March 15, 2017
Take me to your readers
by Simon Reichley
Folks, we had a good run. But recent events have clearly demonstrated that humans simply can’t hack it as the dominant species on the planet. We need help. Luckily, robot librarians are here to save us from ourselves.
Later this year, Dubai-based education technology firm ATLAB will release into classrooms across the United Arab Emirates a swarm of cutesy robots with cartoon eyelashes, penguin-arms, and robustly apportioned 3D cameras and infrared sensors that allow them to perform sophisticated facial analysis, recognizing authorized users and challenging “unknown strangers.” According to a report in Arabian Business, the platform, called TeachAssist, will function as a sort of in-class librarian, helping students locate and check out books, responding to questions, and pulling research materials from the cloud. It will also be capable of managing other teacherly duties such as checking attendance, and guiding students and visitors through the school.
The robot is a customised version of Qihan Technology’s Sanbot, a cloud-enabled “humanoid service robot,” running a souped-up version of the Android operating system, which can be customized to suit a variety of working environments. According to a recent Khaleej Times staff report, TeachAssist will be able to respond to a student’s voice and touch commands, and can even read posture and body language. It is also capable of projecting HD images and video à la R2-D2.
So, cool. We’ve arrived at the Jetsons-threshold of futurism.
The introduction of the TeachAssist comes at a time when the UAE is drastically overhauling its national educational standards and struggling to fill teaching vacancies in the private schools that have been proliferating across the country. Outside of the educational system, the Emirati labor force remains in a state of controversy and turmoil. According to Human Rights Watch, foreign migrants make up eighty percent of the UAE’s population, and ninety percent of its workforce. These workers are allowed into the labor force through a system of corporate sponsorship called kafala. Kafala systems are used in several Gulf states, and often give sponsors and employers an extraordinary amount of control over the lives of their workers. The UAE’s kafala system institutionalizes a condition of bonded servitude approaching slavery, in which employers can deport, abuse, and deny wages to migrant employees with impunity.
HRW and other human rights organizations have been putting pressure on the UAE to reform its kafala system for years, but progress has been slow, and uneven. Notably, recent legislation has brought foreign domestic workers into the same regulatory category as other laborers, which, if it’s enforced, would extend significant protections to the foreign nationals, almost all women, working in Emirati homes as nurses, maids, and nannies.
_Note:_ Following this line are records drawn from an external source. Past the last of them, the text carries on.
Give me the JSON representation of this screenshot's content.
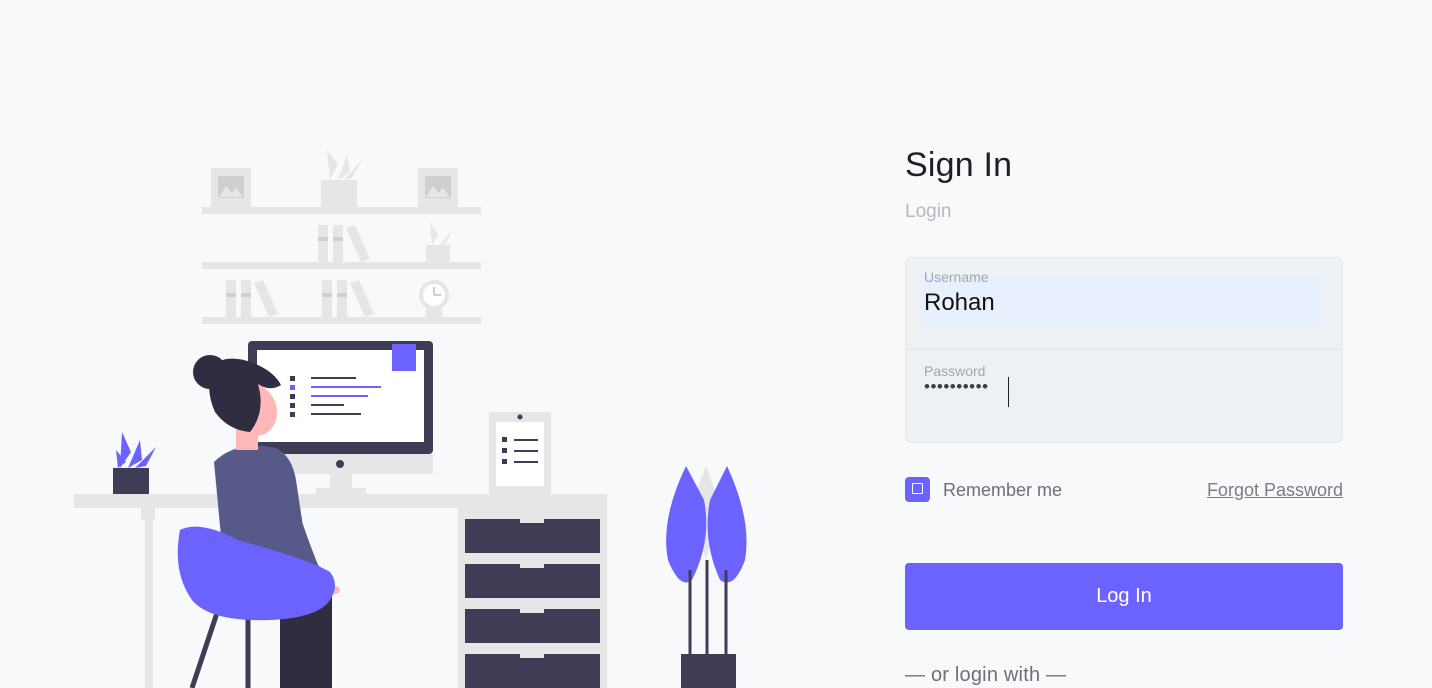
{
  "colors": {
    "accent": "#6c63ff",
    "background": "#f8f9fb",
    "field_panel": "#edf1f3",
    "username_autofill": "#e8f0fe"
  },
  "illustration": {
    "icon": "woman-at-computer-desk-illustration"
  },
  "form": {
    "title": "Sign In",
    "subtitle": "Login",
    "username": {
      "label": "Username",
      "value": "Rohan"
    },
    "password": {
      "label": "Password",
      "masked_value": "••••••••••"
    },
    "remember_me": {
      "label": "Remember me",
      "checked": false
    },
    "forgot_password": "Forgot Password",
    "login_button": "Log In",
    "alt_login": "— or login with —"
  }
}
So how does the Sanbot/TeachAssist fit into this complicated situation? It seems plausible enough that TeachAssist is a beachhead of automated domestic/educational labor in a market that—if recent history is any indicator—prefers unthinking, tireless drones to real human workers. We’ve already seen the large-scale evacuation of human labor from the industrial manufacturing base, and are beginning to see automated labor make serious inroads into typically white-collar industries. Now, technologies like Sanbot are targeting cultural work as well.
Last year, we covered steps the Emirati government is taking to make the UAE an international hub for literary and print culture, establishing a “Publishing City” compound in Sharjah, the nation’s cultural capital, and mandating that employers provide dedicated reading time to workers.
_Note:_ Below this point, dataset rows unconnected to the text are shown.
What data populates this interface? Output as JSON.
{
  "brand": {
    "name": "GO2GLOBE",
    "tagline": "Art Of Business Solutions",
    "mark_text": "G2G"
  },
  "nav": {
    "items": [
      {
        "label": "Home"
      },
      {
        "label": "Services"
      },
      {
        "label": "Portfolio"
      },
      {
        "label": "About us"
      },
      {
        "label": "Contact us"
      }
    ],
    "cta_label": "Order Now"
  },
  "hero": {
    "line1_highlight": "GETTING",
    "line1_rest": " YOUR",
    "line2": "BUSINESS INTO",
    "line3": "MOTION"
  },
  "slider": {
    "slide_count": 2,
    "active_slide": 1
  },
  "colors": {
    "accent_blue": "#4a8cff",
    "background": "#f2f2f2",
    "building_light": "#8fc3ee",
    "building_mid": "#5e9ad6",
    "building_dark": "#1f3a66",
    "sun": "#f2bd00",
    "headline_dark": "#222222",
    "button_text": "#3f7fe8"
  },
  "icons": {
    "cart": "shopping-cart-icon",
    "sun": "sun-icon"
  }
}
Robotic child-shepherds and state-sponsorsed leisure reading? This sounds like a pretty chill future, and I’m sure that the 100% of UAE nationals who live comfortably above the poverty line, with the seventh-highest per capita GDP in the world, would agree. They’ll be living in oil-backed, fully-automated luxury and they won’t have to deal with any restive foreigners complaining about working twenty-one-hour shifts folding laundry with no pay and no breaks.
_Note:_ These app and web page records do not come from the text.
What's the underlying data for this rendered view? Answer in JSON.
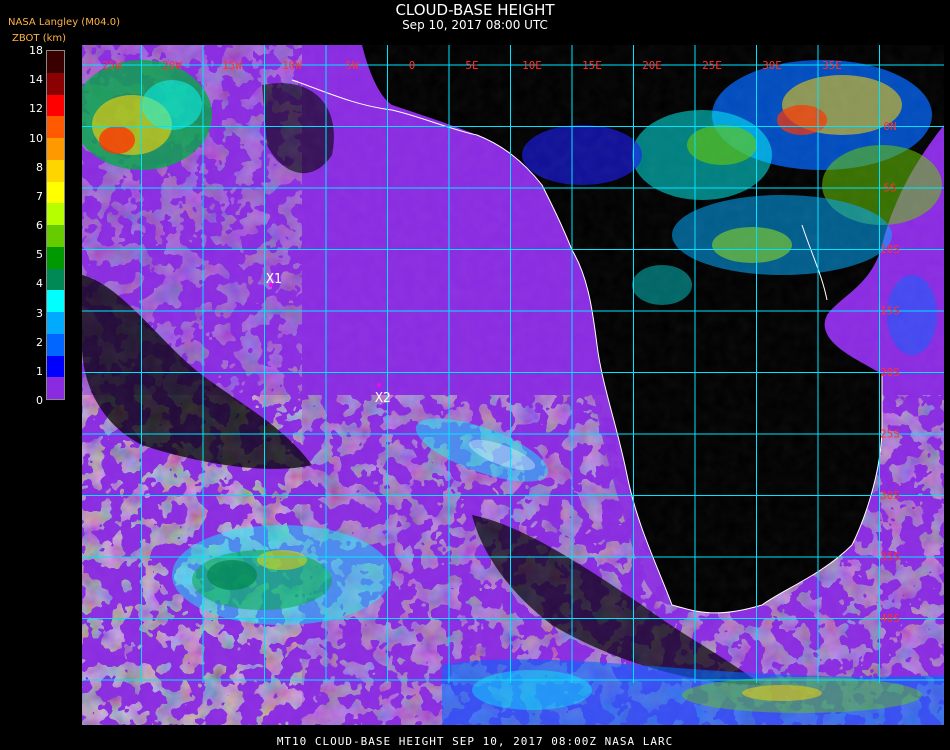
{
  "header": {
    "title": "CLOUD-BASE HEIGHT",
    "subtitle": "Sep 10, 2017 08:00 UTC",
    "source": "NASA Langley (M04.0)",
    "units": "ZBOT (km)"
  },
  "legend": {
    "ticks": [
      "18",
      "14",
      "12",
      "10",
      "8",
      "7",
      "6",
      "5",
      "4",
      "3",
      "2",
      "1",
      "0"
    ],
    "colors": [
      "#3a0000",
      "#8b0000",
      "#ff0000",
      "#ff5a00",
      "#ff9900",
      "#ffd500",
      "#ffff00",
      "#b5ff00",
      "#66cc00",
      "#009900",
      "#008855",
      "#00ffff",
      "#00aaff",
      "#0066ff",
      "#0000ff",
      "#8a2be2"
    ]
  },
  "map": {
    "lon_labels": [
      "25W",
      "20W",
      "15W",
      "10W",
      "5W",
      "0",
      "5E",
      "10E",
      "15E",
      "20E",
      "25E",
      "30E",
      "35E"
    ],
    "lat_labels": [
      "0N",
      "5S",
      "10S",
      "15S",
      "20S",
      "25S",
      "30S",
      "35S",
      "40S"
    ],
    "markers": [
      {
        "label": "X1"
      },
      {
        "label": "X2"
      }
    ],
    "colors": {
      "clear": "#000000",
      "low_cloud": "#8a2be2",
      "grid": "#00e5ff",
      "coast": "#ffffff",
      "lat_label": "#ff3030",
      "lon_label": "#ff3030"
    }
  },
  "footer": {
    "text": "MT10   CLOUD-BASE HEIGHT   SEP 10, 2017 08:00Z   NASA LARC"
  }
}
What’s everyone else going to do? That’s a problem we haven’t yet invented a robot for.
Simon Reichley is the rights and operations manager at Melville House.